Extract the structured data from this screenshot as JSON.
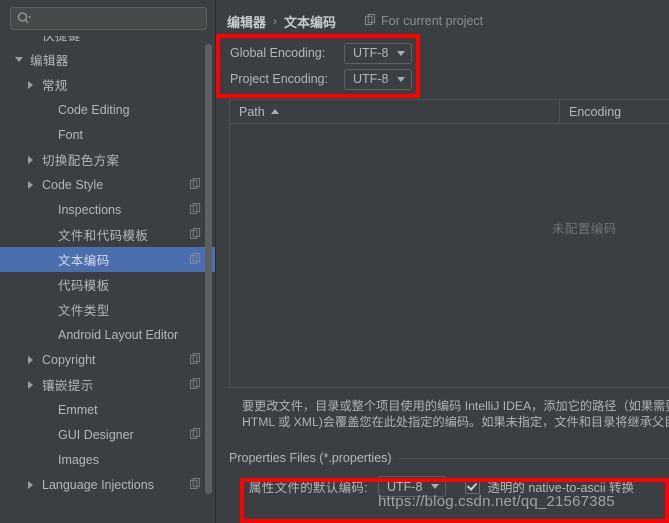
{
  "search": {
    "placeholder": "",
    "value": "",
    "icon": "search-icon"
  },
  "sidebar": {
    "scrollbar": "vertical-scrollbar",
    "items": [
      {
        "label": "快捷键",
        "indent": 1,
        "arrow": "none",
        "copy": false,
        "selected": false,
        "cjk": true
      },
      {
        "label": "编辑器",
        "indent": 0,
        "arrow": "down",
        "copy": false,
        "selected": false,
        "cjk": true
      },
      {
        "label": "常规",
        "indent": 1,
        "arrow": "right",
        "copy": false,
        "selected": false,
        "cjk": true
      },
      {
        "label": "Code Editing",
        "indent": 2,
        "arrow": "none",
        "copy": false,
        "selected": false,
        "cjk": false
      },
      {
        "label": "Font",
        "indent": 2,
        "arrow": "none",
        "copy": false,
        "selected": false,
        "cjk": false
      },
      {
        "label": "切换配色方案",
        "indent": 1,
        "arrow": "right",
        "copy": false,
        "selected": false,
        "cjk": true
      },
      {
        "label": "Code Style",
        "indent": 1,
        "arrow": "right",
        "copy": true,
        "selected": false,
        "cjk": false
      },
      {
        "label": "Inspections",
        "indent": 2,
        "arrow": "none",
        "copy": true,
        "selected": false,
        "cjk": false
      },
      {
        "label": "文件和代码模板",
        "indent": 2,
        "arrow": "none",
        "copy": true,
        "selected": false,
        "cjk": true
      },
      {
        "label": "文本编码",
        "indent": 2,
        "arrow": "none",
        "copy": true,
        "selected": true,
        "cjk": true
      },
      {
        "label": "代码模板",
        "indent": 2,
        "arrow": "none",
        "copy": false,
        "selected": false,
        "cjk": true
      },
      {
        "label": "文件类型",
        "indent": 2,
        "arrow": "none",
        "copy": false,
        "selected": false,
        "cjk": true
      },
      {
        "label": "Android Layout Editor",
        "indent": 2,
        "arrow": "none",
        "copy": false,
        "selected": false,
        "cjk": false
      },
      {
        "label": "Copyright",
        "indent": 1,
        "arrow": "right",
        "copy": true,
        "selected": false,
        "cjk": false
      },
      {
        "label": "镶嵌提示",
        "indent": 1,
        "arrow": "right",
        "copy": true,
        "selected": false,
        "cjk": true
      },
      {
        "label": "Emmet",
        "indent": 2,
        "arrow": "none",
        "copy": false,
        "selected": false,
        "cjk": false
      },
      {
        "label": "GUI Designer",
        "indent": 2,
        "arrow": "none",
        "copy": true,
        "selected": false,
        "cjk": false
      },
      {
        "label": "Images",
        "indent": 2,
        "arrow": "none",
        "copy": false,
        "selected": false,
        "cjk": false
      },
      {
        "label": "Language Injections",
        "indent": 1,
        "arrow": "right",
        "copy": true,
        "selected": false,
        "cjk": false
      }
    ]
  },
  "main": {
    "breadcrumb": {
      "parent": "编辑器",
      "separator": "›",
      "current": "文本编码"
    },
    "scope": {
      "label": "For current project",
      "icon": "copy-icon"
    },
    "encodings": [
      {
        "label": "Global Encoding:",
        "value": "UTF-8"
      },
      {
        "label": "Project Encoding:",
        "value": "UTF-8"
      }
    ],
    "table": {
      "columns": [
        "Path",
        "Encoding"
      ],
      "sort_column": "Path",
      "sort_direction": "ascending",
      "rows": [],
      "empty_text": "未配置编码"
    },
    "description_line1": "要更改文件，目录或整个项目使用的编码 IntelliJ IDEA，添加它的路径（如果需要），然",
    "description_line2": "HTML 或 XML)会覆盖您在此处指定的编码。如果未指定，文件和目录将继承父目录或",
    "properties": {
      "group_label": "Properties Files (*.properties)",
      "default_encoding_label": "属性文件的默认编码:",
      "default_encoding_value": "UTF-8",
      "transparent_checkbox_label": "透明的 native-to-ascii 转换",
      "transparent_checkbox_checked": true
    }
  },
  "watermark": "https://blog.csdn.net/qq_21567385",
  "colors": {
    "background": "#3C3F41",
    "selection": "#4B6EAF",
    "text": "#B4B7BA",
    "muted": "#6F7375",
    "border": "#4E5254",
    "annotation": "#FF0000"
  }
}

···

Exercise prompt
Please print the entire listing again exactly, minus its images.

Result of this exercise
Extract the structured data from this screenshot as JSON.
{
  "search": {
    "placeholder": "",
    "value": "",
    "icon": "search-icon"
  },
  "sidebar": {
    "scrollbar": "vertical-scrollbar",
    "items": [
      {
        "label": "快捷键",
        "indent": 1,
        "arrow": "none",
        "copy": false,
        "selected": false,
        "cjk": true
      },
      {
        "label": "编辑器",
        "indent": 0,
        "arrow": "down",
        "copy": false,
        "selected": false,
        "cjk": true
      },
      {
        "label": "常规",
        "indent": 1,
        "arrow": "right",
        "copy": false,
        "selected": false,
        "cjk": true
      },
      {
        "label": "Code Editing",
        "indent": 2,
        "arrow": "none",
        "copy": false,
        "selected": false,
        "cjk": false
      },
      {
        "label": "Font",
        "indent": 2,
        "arrow": "none",
        "copy": false,
        "selected": false,
        "cjk": false
      },
      {
        "label": "切换配色方案",
        "indent": 1,
        "arrow": "right",
        "copy": false,
        "selected": false,
        "cjk": true
      },
      {
        "label": "Code Style",
        "indent": 1,
        "arrow": "right",
        "copy": true,
        "selected": false,
        "cjk": false
      },
      {
        "label": "Inspections",
        "indent": 2,
        "arrow": "none",
        "copy": true,
        "selected": false,
        "cjk": false
      },
      {
        "label": "文件和代码模板",
        "indent": 2,
        "arrow": "none",
        "copy": true,
        "selected": false,
        "cjk": true
      },
      {
        "label": "文本编码",
        "indent": 2,
        "arrow": "none",
        "copy": true,
        "selected": true,
        "cjk": true
      },
      {
        "label": "代码模板",
        "indent": 2,
        "arrow": "none",
        "copy": false,
        "selected": false,
        "cjk": true
      },
      {
        "label": "文件类型",
        "indent": 2,
        "arrow": "none",
        "copy": false,
        "selected": false,
        "cjk": true
      },
      {
        "label": "Android Layout Editor",
        "indent": 2,
        "arrow": "none",
        "copy": false,
        "selected": false,
        "cjk": false
      },
      {
        "label": "Copyright",
        "indent": 1,
        "arrow": "right",
        "copy": true,
        "selected": false,
        "cjk": false
      },
      {
        "label": "镶嵌提示",
        "indent": 1,
        "arrow": "right",
        "copy": true,
        "selected": false,
        "cjk": true
      },
      {
        "label": "Emmet",
        "indent": 2,
        "arrow": "none",
        "copy": false,
        "selected": false,
        "cjk": false
      },
      {
        "label": "GUI Designer",
        "indent": 2,
        "arrow": "none",
        "copy": true,
        "selected": false,
        "cjk": false
      },
      {
        "label": "Images",
        "indent": 2,
        "arrow": "none",
        "copy": false,
        "selected": false,
        "cjk": false
      },
      {
        "label": "Language Injections",
        "indent": 1,
        "arrow": "right",
        "copy": true,
        "selected": false,
        "cjk": false
      }
    ]
  },
  "main": {
    "breadcrumb": {
      "parent": "编辑器",
      "separator": "›",
      "current": "文本编码"
    },
    "scope": {
      "label": "For current project",
      "icon": "copy-icon"
    },
    "encodings": [
      {
        "label": "Global Encoding:",
        "value": "UTF-8"
      },
      {
        "label": "Project Encoding:",
        "value": "UTF-8"
      }
    ],
    "table": {
      "columns": [
        "Path",
        "Encoding"
      ],
      "sort_column": "Path",
      "sort_direction": "ascending",
      "rows": [],
      "empty_text": "未配置编码"
    },
    "description_line1": "要更改文件，目录或整个项目使用的编码 IntelliJ IDEA，添加它的路径（如果需要），然",
    "description_line2": "HTML 或 XML)会覆盖您在此处指定的编码。如果未指定，文件和目录将继承父目录或",
    "properties": {
      "group_label": "Properties Files (*.properties)",
      "default_encoding_label": "属性文件的默认编码:",
      "default_encoding_value": "UTF-8",
      "transparent_checkbox_label": "透明的 native-to-ascii 转换",
      "transparent_checkbox_checked": true
    }
  },
  "watermark": "https://blog.csdn.net/qq_21567385",
  "colors": {
    "background": "#3C3F41",
    "selection": "#4B6EAF",
    "text": "#B4B7BA",
    "muted": "#6F7375",
    "border": "#4E5254",
    "annotation": "#FF0000"
  }
}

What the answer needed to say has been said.